We find that Medigap premiums have risen moderately on average over the past decade and in particular since 2007. From 2001 to 2010 Medigap premiums increased at an average annual rate of 3.8 percent, while Medicare spending per beneficiary increased by 5.4 percent. In six of the past nine years, Medigap premium increases have been smaller than th
While overall Medigap premium increases have been moderate over the past ten years, some policies have had much larger than average increases. These increases may cause concern among enrollees and policy makers.
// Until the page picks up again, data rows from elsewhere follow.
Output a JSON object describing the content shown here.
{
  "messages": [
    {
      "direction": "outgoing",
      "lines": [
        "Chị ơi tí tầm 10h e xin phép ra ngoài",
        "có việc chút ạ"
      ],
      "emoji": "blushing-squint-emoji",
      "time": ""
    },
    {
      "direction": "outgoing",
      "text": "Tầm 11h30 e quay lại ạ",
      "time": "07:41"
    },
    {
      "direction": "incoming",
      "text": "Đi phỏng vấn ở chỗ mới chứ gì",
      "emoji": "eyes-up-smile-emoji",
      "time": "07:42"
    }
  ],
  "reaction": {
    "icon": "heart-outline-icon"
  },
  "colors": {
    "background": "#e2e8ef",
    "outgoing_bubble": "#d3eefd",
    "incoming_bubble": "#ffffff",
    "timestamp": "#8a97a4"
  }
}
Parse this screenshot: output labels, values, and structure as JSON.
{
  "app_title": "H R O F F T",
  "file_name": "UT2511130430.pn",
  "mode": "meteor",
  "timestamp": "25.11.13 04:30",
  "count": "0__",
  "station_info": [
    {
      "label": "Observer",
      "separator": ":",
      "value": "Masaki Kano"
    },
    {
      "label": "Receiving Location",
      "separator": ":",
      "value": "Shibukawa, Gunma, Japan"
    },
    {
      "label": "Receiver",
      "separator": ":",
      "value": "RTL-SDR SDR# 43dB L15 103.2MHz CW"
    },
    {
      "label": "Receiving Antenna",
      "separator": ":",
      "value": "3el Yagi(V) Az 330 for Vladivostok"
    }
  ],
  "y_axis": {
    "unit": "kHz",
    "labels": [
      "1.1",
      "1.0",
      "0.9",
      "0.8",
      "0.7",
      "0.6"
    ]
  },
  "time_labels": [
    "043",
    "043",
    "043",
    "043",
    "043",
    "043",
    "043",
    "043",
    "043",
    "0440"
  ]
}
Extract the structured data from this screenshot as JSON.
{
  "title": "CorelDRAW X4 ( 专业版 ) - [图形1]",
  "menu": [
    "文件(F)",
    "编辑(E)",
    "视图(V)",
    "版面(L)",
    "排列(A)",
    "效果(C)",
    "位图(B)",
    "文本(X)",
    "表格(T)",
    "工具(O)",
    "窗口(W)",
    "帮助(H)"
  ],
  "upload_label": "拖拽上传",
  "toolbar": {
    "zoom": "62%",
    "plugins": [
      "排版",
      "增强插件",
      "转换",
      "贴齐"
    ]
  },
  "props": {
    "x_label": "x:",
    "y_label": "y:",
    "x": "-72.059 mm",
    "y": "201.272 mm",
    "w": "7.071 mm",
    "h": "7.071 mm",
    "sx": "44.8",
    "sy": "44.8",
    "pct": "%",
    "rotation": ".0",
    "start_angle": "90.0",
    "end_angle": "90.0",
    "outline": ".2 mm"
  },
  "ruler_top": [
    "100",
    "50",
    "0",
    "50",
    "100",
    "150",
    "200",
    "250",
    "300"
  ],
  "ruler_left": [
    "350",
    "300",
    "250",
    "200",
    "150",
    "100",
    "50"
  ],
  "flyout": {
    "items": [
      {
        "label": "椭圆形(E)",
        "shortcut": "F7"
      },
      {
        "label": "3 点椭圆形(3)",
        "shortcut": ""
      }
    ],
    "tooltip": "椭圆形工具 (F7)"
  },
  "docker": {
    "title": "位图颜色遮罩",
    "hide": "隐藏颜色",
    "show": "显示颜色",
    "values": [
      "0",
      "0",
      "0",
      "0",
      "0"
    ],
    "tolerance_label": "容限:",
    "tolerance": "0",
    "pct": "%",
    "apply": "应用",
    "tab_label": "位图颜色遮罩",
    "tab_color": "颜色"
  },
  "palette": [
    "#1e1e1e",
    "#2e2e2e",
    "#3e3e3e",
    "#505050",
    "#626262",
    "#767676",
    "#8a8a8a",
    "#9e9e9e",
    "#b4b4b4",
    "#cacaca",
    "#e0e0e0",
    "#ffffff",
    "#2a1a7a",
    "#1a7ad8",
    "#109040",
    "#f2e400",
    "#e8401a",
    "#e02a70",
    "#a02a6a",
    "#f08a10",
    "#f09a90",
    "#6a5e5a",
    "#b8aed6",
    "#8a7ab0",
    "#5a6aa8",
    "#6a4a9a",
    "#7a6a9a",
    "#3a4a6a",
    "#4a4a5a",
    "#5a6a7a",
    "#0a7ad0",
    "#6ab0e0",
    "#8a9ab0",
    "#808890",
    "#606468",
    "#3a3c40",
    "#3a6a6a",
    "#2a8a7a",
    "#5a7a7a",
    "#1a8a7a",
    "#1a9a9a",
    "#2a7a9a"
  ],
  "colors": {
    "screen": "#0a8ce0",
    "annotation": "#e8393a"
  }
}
To examine potential factors that may be associated with high premium growth, we examined plans that appeared to be “outliers” in ter
Using all Medigap plans that had usable data in each of the four years from 2007 and 2010, we estimated a model to predict annual changes in premiums within plans. Important findings are:
Average Medigap premiums rose from $127 in 2001 to $177 in 2010, an average annual increase of approximately 3.8 percent. As displayed on Figure 10, annual growth rates were higher early in this decade then in more recent years. As a point of comparison, the average annual change in Medicare spending per beneficiary (without Part D spending) was 5
Using data from all Medigap policies in 2008, we estimated models to explain variation in Medigap premiums. The key results are:
Medical Loss Ratios (MLRs) are one measure used to gauge the performance of insurance markets. High ratios mean that a large share of premium revenues is paid out for medical care services provided to enrollees. On the other hand, low ratios can mean either very large administrative costs or high profit rates. Under the Affordable Care Act, issuer